(Given records Opens)

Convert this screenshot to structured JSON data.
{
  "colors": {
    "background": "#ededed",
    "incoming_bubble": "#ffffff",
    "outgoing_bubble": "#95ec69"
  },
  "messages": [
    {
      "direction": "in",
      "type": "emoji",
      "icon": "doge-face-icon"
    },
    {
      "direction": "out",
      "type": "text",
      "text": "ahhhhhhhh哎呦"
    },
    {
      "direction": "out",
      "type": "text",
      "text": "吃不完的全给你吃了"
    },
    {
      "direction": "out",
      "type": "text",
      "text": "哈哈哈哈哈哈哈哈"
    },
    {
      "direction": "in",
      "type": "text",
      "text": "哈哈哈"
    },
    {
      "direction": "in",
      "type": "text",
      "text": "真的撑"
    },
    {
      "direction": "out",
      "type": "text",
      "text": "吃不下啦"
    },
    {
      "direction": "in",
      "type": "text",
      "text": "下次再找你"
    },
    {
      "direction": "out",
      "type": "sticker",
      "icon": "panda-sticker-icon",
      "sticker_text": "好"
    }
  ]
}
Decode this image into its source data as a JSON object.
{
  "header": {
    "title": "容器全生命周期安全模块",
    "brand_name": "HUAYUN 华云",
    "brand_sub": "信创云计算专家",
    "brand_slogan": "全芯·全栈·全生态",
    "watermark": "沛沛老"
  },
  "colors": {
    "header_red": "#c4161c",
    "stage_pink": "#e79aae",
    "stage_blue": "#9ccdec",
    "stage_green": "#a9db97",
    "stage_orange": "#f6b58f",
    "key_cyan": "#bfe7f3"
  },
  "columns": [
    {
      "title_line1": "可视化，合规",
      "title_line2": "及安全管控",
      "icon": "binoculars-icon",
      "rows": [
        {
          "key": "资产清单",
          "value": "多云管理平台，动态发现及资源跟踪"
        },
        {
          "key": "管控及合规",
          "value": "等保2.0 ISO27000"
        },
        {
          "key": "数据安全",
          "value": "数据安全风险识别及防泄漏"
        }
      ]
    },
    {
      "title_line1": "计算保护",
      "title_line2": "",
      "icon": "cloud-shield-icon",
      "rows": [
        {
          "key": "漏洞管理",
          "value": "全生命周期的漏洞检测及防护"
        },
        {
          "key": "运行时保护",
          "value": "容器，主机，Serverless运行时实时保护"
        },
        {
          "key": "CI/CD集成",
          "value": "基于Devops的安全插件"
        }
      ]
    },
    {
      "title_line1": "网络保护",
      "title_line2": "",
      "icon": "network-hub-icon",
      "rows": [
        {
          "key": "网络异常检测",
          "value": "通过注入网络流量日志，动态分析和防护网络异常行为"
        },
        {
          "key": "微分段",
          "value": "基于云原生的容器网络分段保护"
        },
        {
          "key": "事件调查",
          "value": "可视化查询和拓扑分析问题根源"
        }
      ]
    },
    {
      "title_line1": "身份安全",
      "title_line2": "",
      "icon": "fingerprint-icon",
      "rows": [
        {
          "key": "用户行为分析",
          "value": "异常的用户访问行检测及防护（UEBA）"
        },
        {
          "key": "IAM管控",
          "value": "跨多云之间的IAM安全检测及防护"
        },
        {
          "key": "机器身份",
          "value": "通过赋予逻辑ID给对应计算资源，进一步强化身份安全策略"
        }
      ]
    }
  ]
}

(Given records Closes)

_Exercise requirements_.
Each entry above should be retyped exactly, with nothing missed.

_Solution for this task_.
Convert this screenshot to structured JSON data.
{
  "colors": {
    "background": "#ededed",
    "incoming_bubble": "#ffffff",
    "outgoing_bubble": "#95ec69"
  },
  "messages": [
    {
      "direction": "in",
      "type": "emoji",
      "icon": "doge-face-icon"
    },
    {
      "direction": "out",
      "type": "text",
      "text": "ahhhhhhhh哎呦"
    },
    {
      "direction": "out",
      "type": "text",
      "text": "吃不完的全给你吃了"
    },
    {
      "direction": "out",
      "type": "text",
      "text": "哈哈哈哈哈哈哈哈"
    },
    {
      "direction": "in",
      "type": "text",
      "text": "哈哈哈"
    },
    {
      "direction": "in",
      "type": "text",
      "text": "真的撑"
    },
    {
      "direction": "out",
      "type": "text",
      "text": "吃不下啦"
    },
    {
      "direction": "in",
      "type": "text",
      "text": "下次再找你"
    },
    {
      "direction": "out",
      "type": "sticker",
      "icon": "panda-sticker-icon",
      "sticker_text": "好"
    }
  ]
}
Decode this image into its source data as a JSON object.
{
  "header": {
    "title": "容器全生命周期安全模块",
    "brand_name": "HUAYUN 华云",
    "brand_sub": "信创云计算专家",
    "brand_slogan": "全芯·全栈·全生态",
    "watermark": "沛沛老"
  },
  "colors": {
    "header_red": "#c4161c",
    "stage_pink": "#e79aae",
    "stage_blue": "#9ccdec",
    "stage_green": "#a9db97",
    "stage_orange": "#f6b58f",
    "key_cyan": "#bfe7f3"
  },
  "columns": [
    {
      "title_line1": "可视化，合规",
      "title_line2": "及安全管控",
      "icon": "binoculars-icon",
      "rows": [
        {
          "key": "资产清单",
          "value": "多云管理平台，动态发现及资源跟踪"
        },
        {
          "key": "管控及合规",
          "value": "等保2.0 ISO27000"
        },
        {
          "key": "数据安全",
          "value": "数据安全风险识别及防泄漏"
        }
      ]
    },
    {
      "title_line1": "计算保护",
      "title_line2": "",
      "icon": "cloud-shield-icon",
      "rows": [
        {
          "key": "漏洞管理",
          "value": "全生命周期的漏洞检测及防护"
        },
        {
          "key": "运行时保护",
          "value": "容器，主机，Serverless运行时实时保护"
        },
        {
          "key": "CI/CD集成",
          "value": "基于Devops的安全插件"
        }
      ]
    },
    {
      "title_line1": "网络保护",
      "title_line2": "",
      "icon": "network-hub-icon",
      "rows": [
        {
          "key": "网络异常检测",
          "value": "通过注入网络流量日志，动态分析和防护网络异常行为"
        },
        {
          "key": "微分段",
          "value": "基于云原生的容器网络分段保护"
        },
        {
          "key": "事件调查",
          "value": "可视化查询和拓扑分析问题根源"
        }
      ]
    },
    {
      "title_line1": "身份安全",
      "title_line2": "",
      "icon": "fingerprint-icon",
      "rows": [
        {
          "key": "用户行为分析",
          "value": "异常的用户访问行检测及防护（UEBA）"
        },
        {
          "key": "IAM管控",
          "value": "跨多云之间的IAM安全检测及防护"
        },
        {
          "key": "机器身份",
          "value": "通过赋予逻辑ID给对应计算资源，进一步强化身份安全策略"
        }
      ]
    }
  ]
}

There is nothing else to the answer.